Task goal: Copy each line that includes the string "MyTest" from the material into your answer.

Exercise material:
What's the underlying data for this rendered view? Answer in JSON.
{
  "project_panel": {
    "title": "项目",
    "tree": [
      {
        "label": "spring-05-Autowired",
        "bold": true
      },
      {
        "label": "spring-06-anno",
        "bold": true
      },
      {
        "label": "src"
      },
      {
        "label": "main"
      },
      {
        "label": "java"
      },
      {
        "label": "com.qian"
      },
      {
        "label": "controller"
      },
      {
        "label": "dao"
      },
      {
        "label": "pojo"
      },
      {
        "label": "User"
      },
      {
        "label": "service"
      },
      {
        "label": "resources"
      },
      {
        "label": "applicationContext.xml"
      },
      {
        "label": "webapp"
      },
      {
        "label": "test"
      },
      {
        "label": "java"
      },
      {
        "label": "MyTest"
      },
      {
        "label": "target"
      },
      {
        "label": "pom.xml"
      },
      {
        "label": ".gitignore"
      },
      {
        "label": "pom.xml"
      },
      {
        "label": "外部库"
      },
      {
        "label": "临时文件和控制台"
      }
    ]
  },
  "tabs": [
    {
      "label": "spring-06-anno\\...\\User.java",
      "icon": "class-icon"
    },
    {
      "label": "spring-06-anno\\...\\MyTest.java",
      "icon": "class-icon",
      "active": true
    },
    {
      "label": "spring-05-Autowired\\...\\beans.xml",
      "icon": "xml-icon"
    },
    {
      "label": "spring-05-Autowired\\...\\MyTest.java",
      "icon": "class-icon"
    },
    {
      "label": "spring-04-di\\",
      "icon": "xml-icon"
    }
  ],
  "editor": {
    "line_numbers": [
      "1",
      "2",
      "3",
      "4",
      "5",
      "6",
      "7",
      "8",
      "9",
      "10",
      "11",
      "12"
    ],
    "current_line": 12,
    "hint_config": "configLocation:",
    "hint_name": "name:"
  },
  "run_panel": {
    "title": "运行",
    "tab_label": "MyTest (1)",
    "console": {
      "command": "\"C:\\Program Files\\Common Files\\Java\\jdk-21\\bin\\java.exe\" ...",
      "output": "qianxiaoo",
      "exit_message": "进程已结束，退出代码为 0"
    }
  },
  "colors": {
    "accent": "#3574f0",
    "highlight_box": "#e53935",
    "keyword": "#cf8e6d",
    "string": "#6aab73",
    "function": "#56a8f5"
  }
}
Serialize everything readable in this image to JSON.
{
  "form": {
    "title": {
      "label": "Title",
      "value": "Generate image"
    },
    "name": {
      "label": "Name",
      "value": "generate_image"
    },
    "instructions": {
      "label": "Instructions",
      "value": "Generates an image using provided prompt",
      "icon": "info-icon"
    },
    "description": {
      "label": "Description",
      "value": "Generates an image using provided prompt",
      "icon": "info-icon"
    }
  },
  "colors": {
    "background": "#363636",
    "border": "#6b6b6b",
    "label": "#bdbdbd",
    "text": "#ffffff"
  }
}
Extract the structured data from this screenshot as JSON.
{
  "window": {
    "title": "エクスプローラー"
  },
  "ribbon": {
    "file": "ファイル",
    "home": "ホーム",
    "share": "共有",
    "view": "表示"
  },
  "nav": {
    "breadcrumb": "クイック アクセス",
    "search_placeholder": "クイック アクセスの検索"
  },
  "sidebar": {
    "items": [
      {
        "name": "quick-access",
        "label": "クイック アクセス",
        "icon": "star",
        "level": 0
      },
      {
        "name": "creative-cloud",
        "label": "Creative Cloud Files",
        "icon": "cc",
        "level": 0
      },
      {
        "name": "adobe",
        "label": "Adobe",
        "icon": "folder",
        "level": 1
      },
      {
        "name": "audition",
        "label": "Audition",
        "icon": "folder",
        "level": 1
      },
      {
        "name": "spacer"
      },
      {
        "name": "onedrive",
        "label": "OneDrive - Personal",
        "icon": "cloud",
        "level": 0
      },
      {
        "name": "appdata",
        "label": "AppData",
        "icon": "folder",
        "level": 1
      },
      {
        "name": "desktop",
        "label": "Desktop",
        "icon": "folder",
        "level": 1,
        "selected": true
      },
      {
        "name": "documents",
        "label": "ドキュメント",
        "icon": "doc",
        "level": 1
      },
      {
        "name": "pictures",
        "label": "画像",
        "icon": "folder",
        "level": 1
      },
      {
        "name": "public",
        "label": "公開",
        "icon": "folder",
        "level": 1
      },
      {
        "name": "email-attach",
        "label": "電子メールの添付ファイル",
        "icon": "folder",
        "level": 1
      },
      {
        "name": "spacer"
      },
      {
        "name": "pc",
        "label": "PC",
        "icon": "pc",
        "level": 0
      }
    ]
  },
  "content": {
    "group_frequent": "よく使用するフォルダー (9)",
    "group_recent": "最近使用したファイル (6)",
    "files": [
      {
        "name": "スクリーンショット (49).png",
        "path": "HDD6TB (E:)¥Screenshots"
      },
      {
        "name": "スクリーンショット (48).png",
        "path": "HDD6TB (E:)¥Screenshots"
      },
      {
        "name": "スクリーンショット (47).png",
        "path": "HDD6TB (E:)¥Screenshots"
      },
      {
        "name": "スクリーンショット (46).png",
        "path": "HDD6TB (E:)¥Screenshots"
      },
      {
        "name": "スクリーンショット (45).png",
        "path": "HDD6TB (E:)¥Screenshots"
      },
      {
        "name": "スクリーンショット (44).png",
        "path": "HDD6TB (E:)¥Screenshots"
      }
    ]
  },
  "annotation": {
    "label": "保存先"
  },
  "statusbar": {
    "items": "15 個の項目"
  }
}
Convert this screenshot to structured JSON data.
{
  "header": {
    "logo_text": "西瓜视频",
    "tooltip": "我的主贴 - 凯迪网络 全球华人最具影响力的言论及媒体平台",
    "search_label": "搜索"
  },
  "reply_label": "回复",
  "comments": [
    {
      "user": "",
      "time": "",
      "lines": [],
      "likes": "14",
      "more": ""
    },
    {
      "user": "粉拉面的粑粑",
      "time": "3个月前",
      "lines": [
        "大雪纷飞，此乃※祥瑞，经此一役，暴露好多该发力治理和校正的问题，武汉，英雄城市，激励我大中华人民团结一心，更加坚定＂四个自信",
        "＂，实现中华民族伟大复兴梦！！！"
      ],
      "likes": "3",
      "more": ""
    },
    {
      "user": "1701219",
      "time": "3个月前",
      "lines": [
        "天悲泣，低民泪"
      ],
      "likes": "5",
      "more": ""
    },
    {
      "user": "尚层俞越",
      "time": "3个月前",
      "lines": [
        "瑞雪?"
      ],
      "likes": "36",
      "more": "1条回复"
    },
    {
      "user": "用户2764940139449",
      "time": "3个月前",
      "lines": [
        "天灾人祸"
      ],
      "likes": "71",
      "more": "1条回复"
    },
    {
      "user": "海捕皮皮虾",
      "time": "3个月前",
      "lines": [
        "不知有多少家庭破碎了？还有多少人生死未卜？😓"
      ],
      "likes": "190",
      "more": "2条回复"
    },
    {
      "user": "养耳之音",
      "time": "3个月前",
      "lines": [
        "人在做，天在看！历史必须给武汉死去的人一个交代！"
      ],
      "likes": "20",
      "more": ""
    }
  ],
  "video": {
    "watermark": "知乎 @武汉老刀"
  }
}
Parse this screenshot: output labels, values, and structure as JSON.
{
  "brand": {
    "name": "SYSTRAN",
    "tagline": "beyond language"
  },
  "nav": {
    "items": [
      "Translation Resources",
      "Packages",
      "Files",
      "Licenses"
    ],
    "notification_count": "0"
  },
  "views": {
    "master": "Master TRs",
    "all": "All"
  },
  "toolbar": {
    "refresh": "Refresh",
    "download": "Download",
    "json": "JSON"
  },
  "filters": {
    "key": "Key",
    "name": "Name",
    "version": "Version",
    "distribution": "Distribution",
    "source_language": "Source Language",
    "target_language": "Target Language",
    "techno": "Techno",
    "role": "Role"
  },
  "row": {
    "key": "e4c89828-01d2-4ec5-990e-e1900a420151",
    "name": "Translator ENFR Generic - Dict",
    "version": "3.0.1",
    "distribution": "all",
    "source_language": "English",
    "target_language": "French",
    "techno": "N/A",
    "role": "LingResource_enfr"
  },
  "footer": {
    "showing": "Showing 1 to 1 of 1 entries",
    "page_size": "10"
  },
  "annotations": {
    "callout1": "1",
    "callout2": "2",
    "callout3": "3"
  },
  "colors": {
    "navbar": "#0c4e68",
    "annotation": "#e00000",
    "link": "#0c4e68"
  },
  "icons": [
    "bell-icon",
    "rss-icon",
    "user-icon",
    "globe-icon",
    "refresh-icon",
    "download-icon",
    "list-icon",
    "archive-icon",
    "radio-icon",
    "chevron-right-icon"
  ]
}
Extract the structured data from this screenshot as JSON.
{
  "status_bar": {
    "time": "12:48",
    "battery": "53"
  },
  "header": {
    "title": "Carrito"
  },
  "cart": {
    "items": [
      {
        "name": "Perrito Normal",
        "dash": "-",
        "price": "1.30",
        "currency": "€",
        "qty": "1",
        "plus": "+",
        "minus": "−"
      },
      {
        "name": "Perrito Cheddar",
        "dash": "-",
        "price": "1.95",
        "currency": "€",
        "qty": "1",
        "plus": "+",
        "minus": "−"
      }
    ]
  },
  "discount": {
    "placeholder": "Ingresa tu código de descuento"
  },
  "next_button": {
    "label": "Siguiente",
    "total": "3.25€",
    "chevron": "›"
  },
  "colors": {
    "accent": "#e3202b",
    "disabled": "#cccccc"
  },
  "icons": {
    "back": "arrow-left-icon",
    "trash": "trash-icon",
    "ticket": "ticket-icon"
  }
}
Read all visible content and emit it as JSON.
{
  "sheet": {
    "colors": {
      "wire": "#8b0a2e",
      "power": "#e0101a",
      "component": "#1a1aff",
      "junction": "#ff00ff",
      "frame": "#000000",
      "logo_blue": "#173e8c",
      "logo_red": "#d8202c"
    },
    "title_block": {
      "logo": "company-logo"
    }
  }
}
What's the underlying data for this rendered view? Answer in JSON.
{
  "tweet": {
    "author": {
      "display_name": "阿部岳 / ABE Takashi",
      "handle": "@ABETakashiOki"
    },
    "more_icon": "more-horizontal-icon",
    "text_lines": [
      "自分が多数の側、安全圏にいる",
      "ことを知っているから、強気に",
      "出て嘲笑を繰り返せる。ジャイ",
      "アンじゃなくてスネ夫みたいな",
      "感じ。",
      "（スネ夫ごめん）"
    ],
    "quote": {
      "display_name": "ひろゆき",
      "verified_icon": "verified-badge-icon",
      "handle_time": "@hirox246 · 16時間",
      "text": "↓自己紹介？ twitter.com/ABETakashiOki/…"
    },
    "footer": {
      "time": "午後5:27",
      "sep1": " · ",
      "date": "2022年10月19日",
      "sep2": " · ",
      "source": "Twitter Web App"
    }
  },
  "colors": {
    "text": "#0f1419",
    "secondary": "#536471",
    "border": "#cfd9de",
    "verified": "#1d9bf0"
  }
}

Exercise answer:
        "label": "MyTest"
      "label": "spring-06-anno\\...\\MyTest.java",
      "label": "spring-05-Autowired\\...\\MyTest.java",
    "tab_label": "MyTest (1)",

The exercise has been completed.